There are two takeaways from Donald Trump’s ongoing public dispute with the iconic American motorcycle company Harley-Davidson. The first is that if Trump feels slighted, he’ll turn on allies in a New York minute (think Omarosa Manigault-Newman). The second is that his faithful followers will blindly follow along with this charade no matter whether it serves their interests or not.
On Sunday, Trump tweeted: “Many @harleydavidson owners plan to boycott the company if manufacturing moves overseas. Great! Most other companies are coming in our direction, including Harley competitors. A really bad move! U.S. will soon have a level playing field, or better.”
It was Trump’s seventh tweet attacking the company since late June. Trump claims Harley-Davidson is using his administration’s new steel and aluminum tariffs as an excuse to move manufacturing operations overseas. The company says its hand was forced by Europe’s response to the tariffs. So, who to believe?

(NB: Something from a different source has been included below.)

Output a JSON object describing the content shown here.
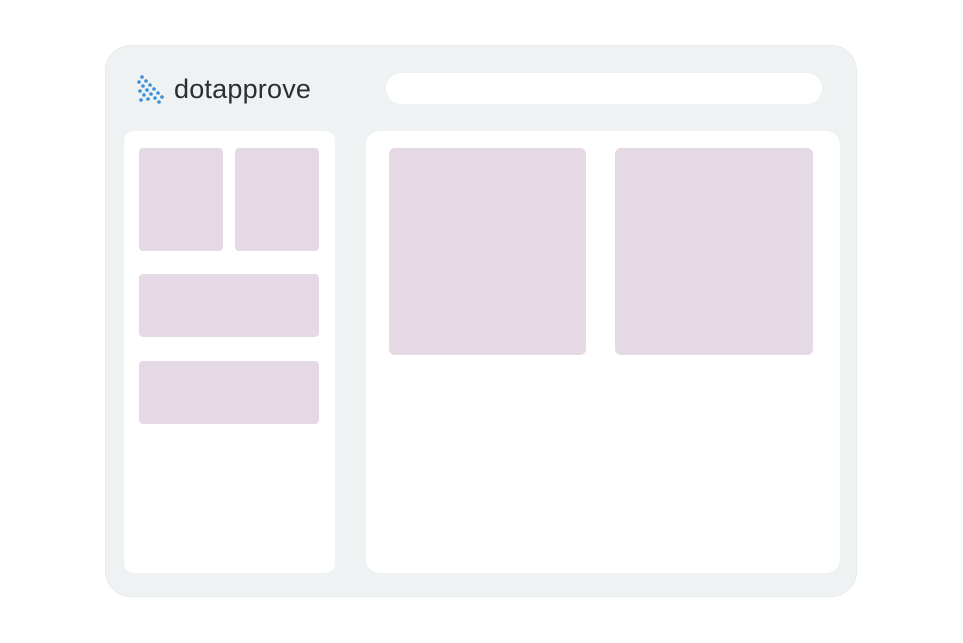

Harley took a public relations risk to protect its bottom line when it said it would skirt European Union tariffs aimed directly at the industry in retaliation for Mr. Trump’s steel and aluminum levies. Rather than eat the cost of the tariffs or raise prices on the bikes it sells in Europe by $2,200, the company said it would move some production overseas.
In a warning to other companies that might follow suit, Mr. Trump described Harley’s decision as an act of corporate treason, declaring in a Twitter post in June: “If they move, watch, it will be the beginning of the end — they surrendered, they quit!”
As the newspaper pointed out, Trump has managed to convince lifelong Harley devotees to follow his lead. Among others, the report cited Gary Rathbun, a 67-year-old retired truck driver who has owned 40 Harleys in his life. But following Trump’s orders, Rathbun says he’ll never buy another bike from the company.
“Like many of Harley’s most loyal customers, Mr. Rathbun was enraged by the company’s announcement this summer that, because of the Trump administration’s trade fight, it would begin manufacturing the bikes it sells in Europe outside the United States,” the Times wrote.
But Harley-Davidson can be forgiven for wanting to protect its market in Europe. Last year, retail sales in the U.S. fell for the third consecutive year while international sales have been growing, according to the Times.
All of this serves as a backdrop for another of Trump’s political stunts, which involved hosting members of the New Jersey Bikers for Trump chapter on Saturday at his golf club in Bedminster, where the president is vacationing.
As Trump wrote on Twitter, it was “Quite a scene.” He described the bikers as people who “truly love our Country.” More importantly for the president, these are people who truly love Trump.
The photos of the gathering, shared by Trump, also are quite a sight:
The best part of all of this is an anecdote shared by the Times, which caught up with Chris Cox, founder of Bikers for Trump. Cox has organized rallies across the country to support Trump and his attacks on Harley.
Here’s its description of that interaction:
But even Mr. Cox, a South Carolina chain saw artist who carves trees and other objects, could not escape the realities of global supply chains and the high cost of making some products in the United States. While he used to sell American-made T-shirts, the $20 Trump shirts he was selling outside his R.V. were made in Haiti. The American-made shirts proved to be a hard sell.
“If I get a T-shirt made in the U.S.A., it’s going to cost about $8 more,” Mr. Cox said. “I looked far and wide to try to get a shirt made in America, it’s just they get you, they gouge you.”